Getting involved early also amplifies the concerns and issues that matter most to young and early-career professionals at the national ACR level. “In recent years, the YPS has gotten a lot louder in their ability to make their voices heard,” says YPS member David C. Gimarc, MD, president of the Colorado Radiological Society and assistant professor of radiology at the University of Colorado.
Some issues, such as work-life balance and practice structure, may be more important to radiologists just starting their careers, he says. At ACR 2022, several resolutions were co-sponsored and advocated for by the YPS. Adopted Resolution 13 called for radiology practices, departments, and training programs to provide 12 weeks of paid family/medical leave in a 12-month period for attending and trainee physicians as needed.
As part of the discussion, YPS members were able to make the business case for family leave. “When you have happy radiologists and they know they’re going to have family leave, they’re more likely to come to your group and stay with your group,” says Jacob Ormsby, MD, MBA, president of the New Mexico Society of Radiologists and an assistant professor of radiology at the University of New Mexico. Ormsby is also the communication liaison with the ACR YPS Executive Committee.
Another adopted resolution of special interest to early-career radiologists focused on the current job market.

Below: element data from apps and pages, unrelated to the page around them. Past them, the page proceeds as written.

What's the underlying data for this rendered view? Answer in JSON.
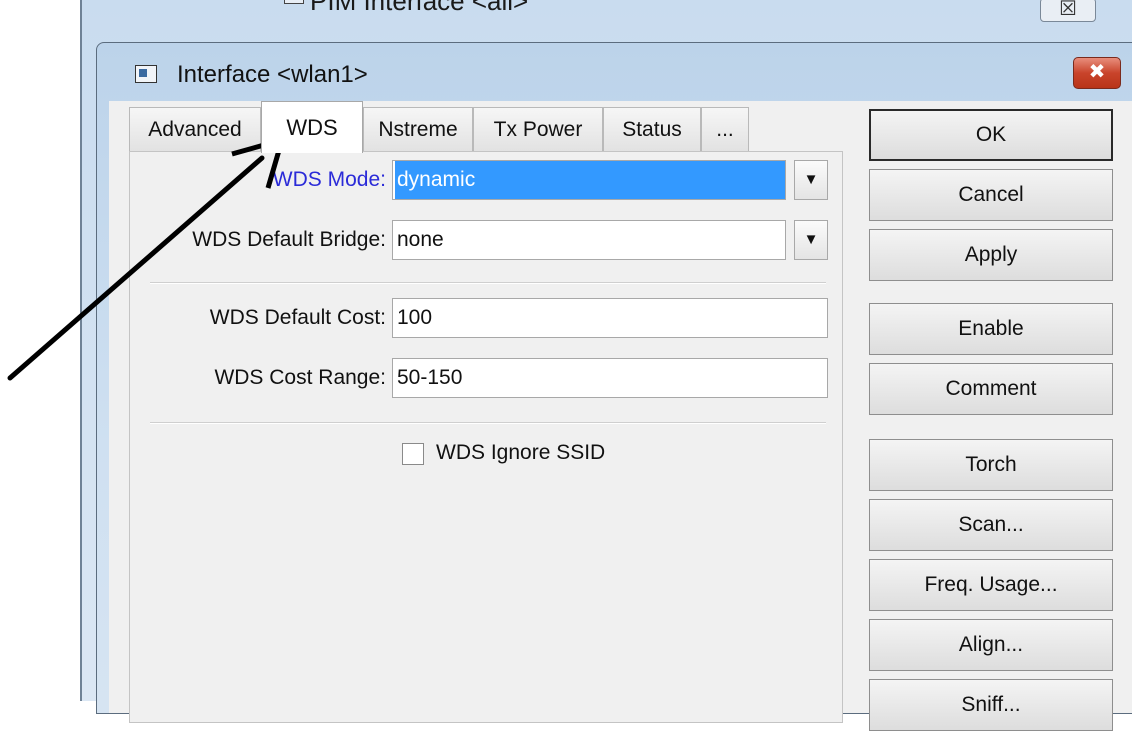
{
  "background_window": {
    "title": "PIM Interface <all>",
    "close_symbol": "☒"
  },
  "dialog": {
    "title": "Interface <wlan1>",
    "close_symbol": "✖",
    "icon": "window-icon"
  },
  "tabs": [
    {
      "label": "Advanced",
      "active": false
    },
    {
      "label": "WDS",
      "active": true
    },
    {
      "label": "Nstreme",
      "active": false
    },
    {
      "label": "Tx Power",
      "active": false
    },
    {
      "label": "Status",
      "active": false
    },
    {
      "label": "...",
      "active": false
    }
  ],
  "form": {
    "wds_mode": {
      "label": "WDS Mode:",
      "value": "dynamic"
    },
    "wds_default_bridge": {
      "label": "WDS Default Bridge:",
      "value": "none"
    },
    "wds_default_cost": {
      "label": "WDS Default Cost:",
      "value": "100"
    },
    "wds_cost_range": {
      "label": "WDS Cost Range:",
      "value": "50-150"
    },
    "wds_ignore_ssid": {
      "label": "WDS Ignore SSID",
      "checked": false
    },
    "dropdown_symbol": "▼"
  },
  "buttons": [
    {
      "label": "OK",
      "default": true
    },
    {
      "label": "Cancel"
    },
    {
      "label": "Apply"
    },
    {
      "label": "Enable"
    },
    {
      "label": "Comment"
    },
    {
      "label": "Torch"
    },
    {
      "label": "Scan..."
    },
    {
      "label": "Freq. Usage..."
    },
    {
      "label": "Align..."
    },
    {
      "label": "Sniff..."
    }
  ],
  "colors": {
    "selection": "#3399ff",
    "label_highlight": "#2b2bd8",
    "close_red": "#c9442b"
  }
}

Ormsby pointed to the number of private practices being bought by national groups that are not radiology specific. “While the person who has been in practice a long time might see the benefits of being bought out, our YPS individuals were usually left to the sidelines in the sense that they wouldn’t get any money from the buy-out,” he explains. The YPS co-sponsored a resolution that passed at ACR 2022 recommending in part that partnership-track associates receive at least some proportional monetary compensation and be included in discussions related to substantial changes in practice structure or ownership as legally permissible.

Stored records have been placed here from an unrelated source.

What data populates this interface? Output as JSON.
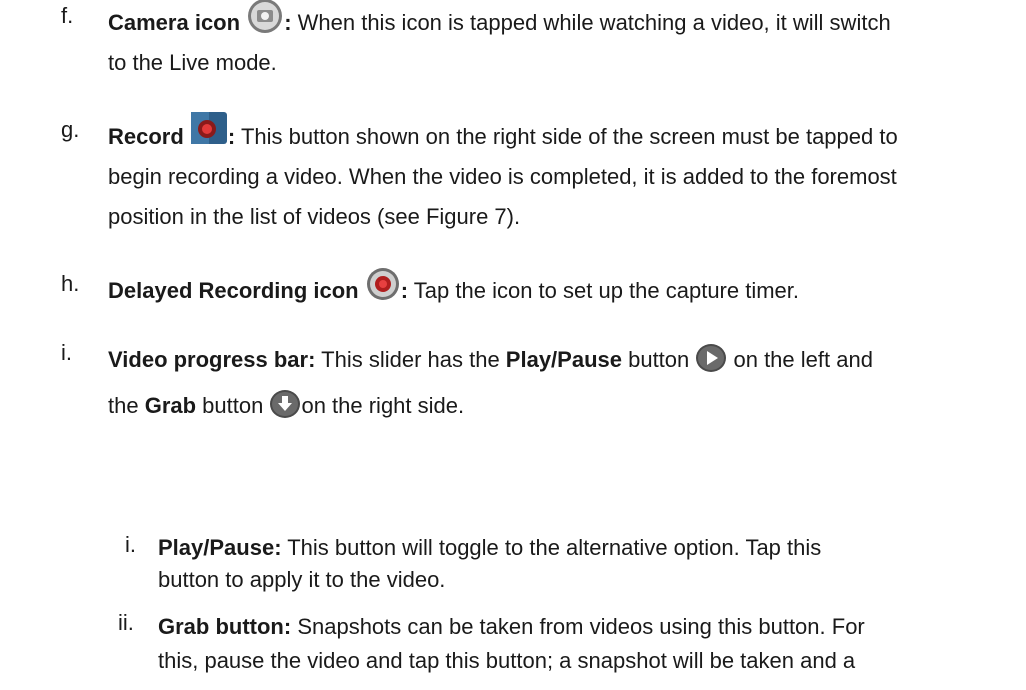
{
  "items": {
    "f": {
      "marker": "f.",
      "title": "Camera icon",
      "colon": ":",
      "text1": " When this icon is tapped while watching a video, it will switch",
      "text2": "to the Live mode."
    },
    "g": {
      "marker": "g.",
      "title": "Record",
      "colon": ":",
      "text1": " This button shown on the right side of the screen must be tapped to",
      "text2": "begin recording a video. When the video is completed, it is added to the foremost",
      "text3": "position in the list of videos (see Figure 7)."
    },
    "h": {
      "marker": "h.",
      "title": "Delayed Recording icon",
      "colon": ":",
      "text1": " Tap the icon to set up the capture timer."
    },
    "i": {
      "marker": "i.",
      "title": "Video progress bar:",
      "text1a": " This slider has the ",
      "text1b": "Play/Pause",
      "text1c": " button ",
      "text1d": " on the left and",
      "text2a": "the ",
      "text2b": "Grab",
      "text2c": " button ",
      "text2d": "on the right side."
    },
    "i_i": {
      "marker": "i.",
      "title": "Play/Pause:",
      "text1": " This button will toggle to the alternative option. Tap this",
      "text2": "button to apply it to the video."
    },
    "i_ii": {
      "marker": "ii.",
      "title": "Grab button:",
      "text1": " Snapshots can be taken from videos using this button. For",
      "text2": "this, pause the video and tap this button; a snapshot will be taken and a"
    }
  },
  "icons": {
    "camera": "camera-icon",
    "record": "record-icon",
    "timer": "timer-icon",
    "play": "play-icon",
    "grab": "download-icon"
  }
}
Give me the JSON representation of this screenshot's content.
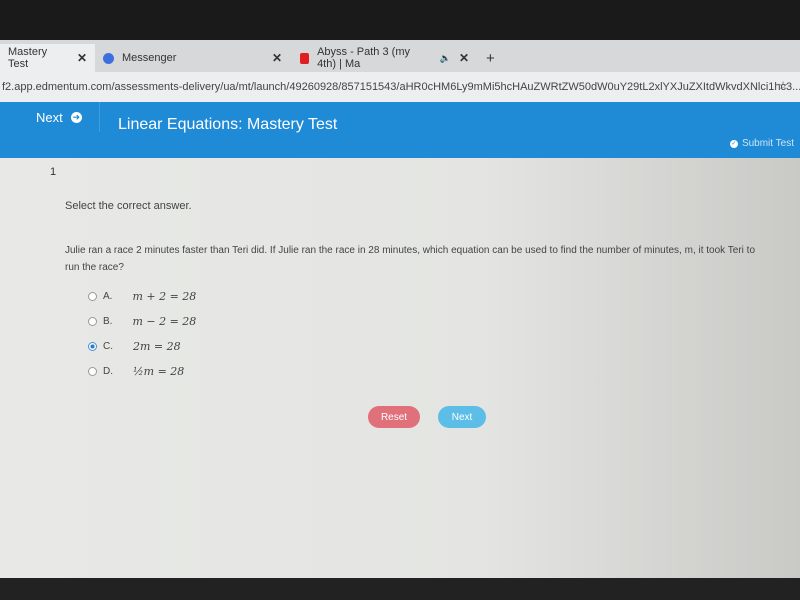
{
  "browser": {
    "tabs": [
      {
        "label": "Mastery Test",
        "active": true,
        "close": "✕"
      },
      {
        "label": "Messenger",
        "icon": "messenger-icon",
        "close": "✕"
      },
      {
        "label": "Abyss - Path 3 (my 4th) | Ma",
        "icon": "youtube-icon",
        "audio": "🔈",
        "close": "✕"
      }
    ],
    "new_tab": "+",
    "url": "f2.app.edmentum.com/assessments-delivery/ua/mt/launch/49260928/857151543/aHR0cHM6Ly9mMi5hcHAuZWRtZW50dW0uY29tL2xlYXJuZXItdWkvdXNlci1hc3..."
  },
  "header": {
    "next_label": "Next",
    "title": "Linear Equations: Mastery Test",
    "submit_label": "Submit Test",
    "accent": "#1f8ad6"
  },
  "question": {
    "number": "1",
    "instruction": "Select the correct answer.",
    "text": "Julie ran a race 2 minutes faster than Teri did. If Julie ran the race in 28 minutes, which equation can be used to find the number of minutes, m, it took Teri to run the race?",
    "options": [
      {
        "letter": "A.",
        "equation": "m + 2 = 28",
        "selected": false
      },
      {
        "letter": "B.",
        "equation": "m − 2 = 28",
        "selected": false
      },
      {
        "letter": "C.",
        "equation": "2m = 28",
        "selected": true
      },
      {
        "letter": "D.",
        "equation": "½m = 28",
        "selected": false
      }
    ]
  },
  "actions": {
    "reset_label": "Reset",
    "next_label": "Next",
    "reset_color": "#e0707a",
    "next_color": "#5cbde6"
  }
}
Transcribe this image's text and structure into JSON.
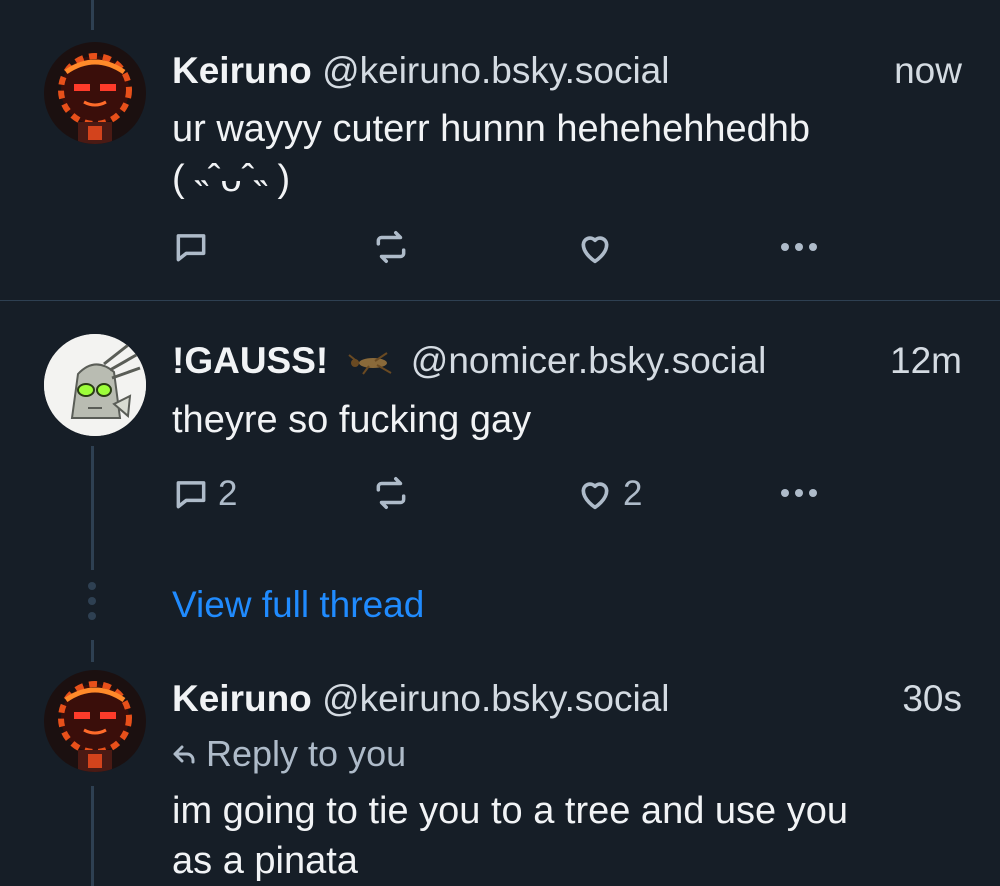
{
  "posts": [
    {
      "name": "Keiruno",
      "handle": "@keiruno.bsky.social",
      "time": "now",
      "text": "ur wayyy cuterr hunnn hehehehhedhb\n( ˵ˆᴗˆ˵ )",
      "counts": {
        "reply": "",
        "repost": "",
        "like": ""
      }
    },
    {
      "name": "!GAUSS!",
      "handle": "@nomicer.bsky.social",
      "time": "12m",
      "text": "theyre so fucking gay",
      "counts": {
        "reply": "2",
        "repost": "",
        "like": "2"
      }
    },
    {
      "name": "Keiruno",
      "handle": "@keiruno.bsky.social",
      "time": "30s",
      "reply_to": "Reply to you",
      "text": "im going to tie you to a tree and use you\nas a pinata"
    }
  ],
  "view_full_thread": "View full thread",
  "colors": {
    "background": "#161e27",
    "accent": "#208bfe",
    "muted": "#aebbc9",
    "divider": "#2e4052"
  },
  "icons": [
    "reply-icon",
    "repost-icon",
    "like-icon",
    "more-icon",
    "insect-emoji-icon",
    "reply-arrow-icon"
  ]
}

Advocating for State Legislation
State and federal legislation can also have an impact on how radiologists train and practice. YPS members can easily get involved at the state level to advocate for or against legislation, educating lawmakers about radiology and the needs of their patients.

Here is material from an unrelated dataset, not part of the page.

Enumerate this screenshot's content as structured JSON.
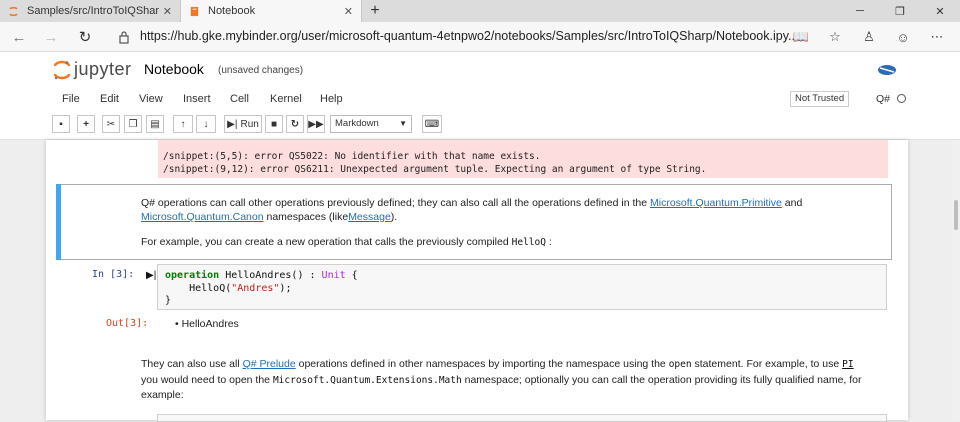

“I think a lot of residents and young physicians are shocked at how much happens on the state level,” Gimarc says. “We think of policy taking place at a national level, but a lot of it happens much more locally.”
There are often opportunities for young radiologists to educate their legislators on specific issues. “Maybe we don’t view ourselves as experts on a national level, but in reality, we’re what a lot of these legislators are looking for in terms of being able to speak intelligently about things we do every day,” Gimarc says.
In recent years, Colorado members spoke in favor of legislation that included making diagnostic imaging a first line of coverage for women needing breast screening beyond mammography and allowing licensure for genetic counselors who work with radiologists across the state. The breast screening bill became law, but the Colorado governor vetoed genetic counselor licensure. “Those are all issues that very much affect radiology, and it was important for members of our state to be involved in testifying,” Gimarc says.
In Kansas, YPS members were active in the fight against legislation that increased the scope of practice of nurse practitioners to be able to practice without physician oversight, says Mary M. Mitchell, MD, president of the Kansas Radiological Society and a breast radiologist at Saint Luke’s Health System and clinical assistant professor at the University of Missouri–Kansas City (UMKC).
While the bill ultimately passed and was signed into law, it showed the need of continued involvement of Kansas members. Mitchell speaks to residents at least once a year about the opportunities to join the state chapter and get more involved.
Her efforts seem to be paying off: several Kansas radiology residents attended ACR 2022. “I do feel like younger voices are heard, respected, and being received well at the national meetings,” Mitchell says. “Obviously, we are the future of radiology.”